Most of us have used coupons at least once in our lives. Many families rely on them every time they head out on a shopping trip in order to stretch their buck as far as possible. Of course, there are also those who proudly wear the title “Extreme Couponer” — but have you ever thought about how chasing those deals could be costing you more money in the long run?
It probably seems counterintuitive to say the coupons we clip from our newspapers and ads mailed to our home could actually cost you more, but it’s true. There are three issues in particular you should always take into consideration before heading to the checkout: whether you’re buying things you actually need, whether you’re spending more just to meet the dollar amount on a deal, and whether the bundled items being sold at a cheaper price together will even last long enough to make it worth buying.
Buying Things You Don’t Need
When we something that’s discounted with a coupon, our brains instantly start to buzz about how much we “need” that in our homes. Although we might be spending less money on that item (unless the store has done the old “hike the price before putting it on sale” trick), but it’s still money we probably would not have spent at all otherwise. Even on small items, this can add up to a huge chunk of change that you might wish you still had when something you really do need pops up — not just things that seemed like a good deal in the moment.
Spending More to Reach a Dollar Amount
This is when you find coupons and sales offering things like “20 percent off if you spend $50 or more.” That is obviously going to make you wonder if you should try hitting that price point in order to potentially save more — especially if the discount is offered on across all the items instead of just one. Again, unless you’re stocking up on things you know you and your family will actually need, this is just another way to waste money on items that will ultimately clutter up your home.
Buying Bundled Items That Will Expire
This one is probably the easiest one to fall for — how many “two for one” deals have you gotten at the grocery store, only to watch that produce wither away before you actually got the chance to make any good of the deal? Even if you’re stocking up on non-perishable items, how often are you really going to make the same can of beans for your meals? Sure, this can come in handy when you need an emergency stash of food (or canned food drives roll around), but you could ultimately be throwing cash out the window.
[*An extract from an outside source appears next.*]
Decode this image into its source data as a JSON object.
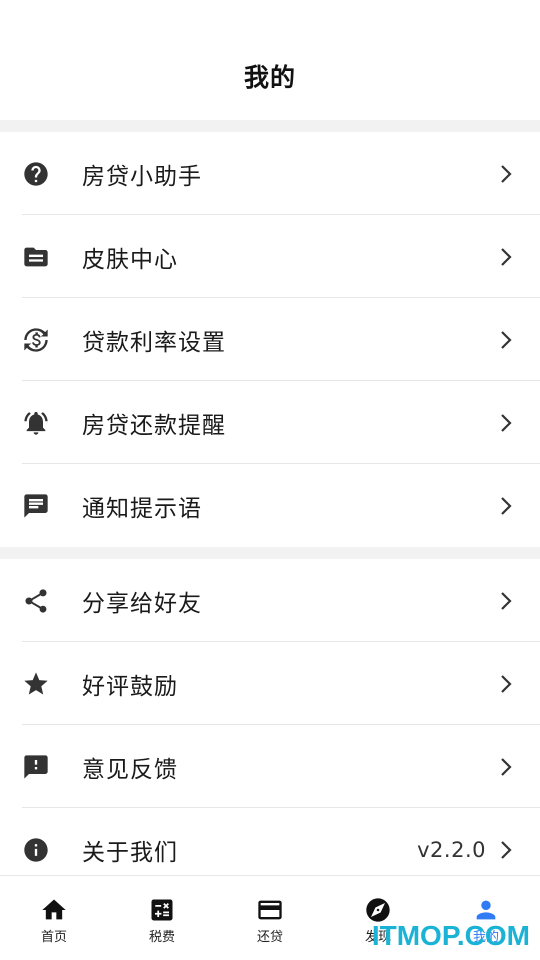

All of that said, you shouldn’t feel like you need to ignore coupons entirely. There are occasions where special deals can save you in the long run, it just takes a few extra moments of consideration to make sure. If you’re looking for a more reliable way to save money while shopping, though, you might want to look into the loyalty programs available at your favorite stores.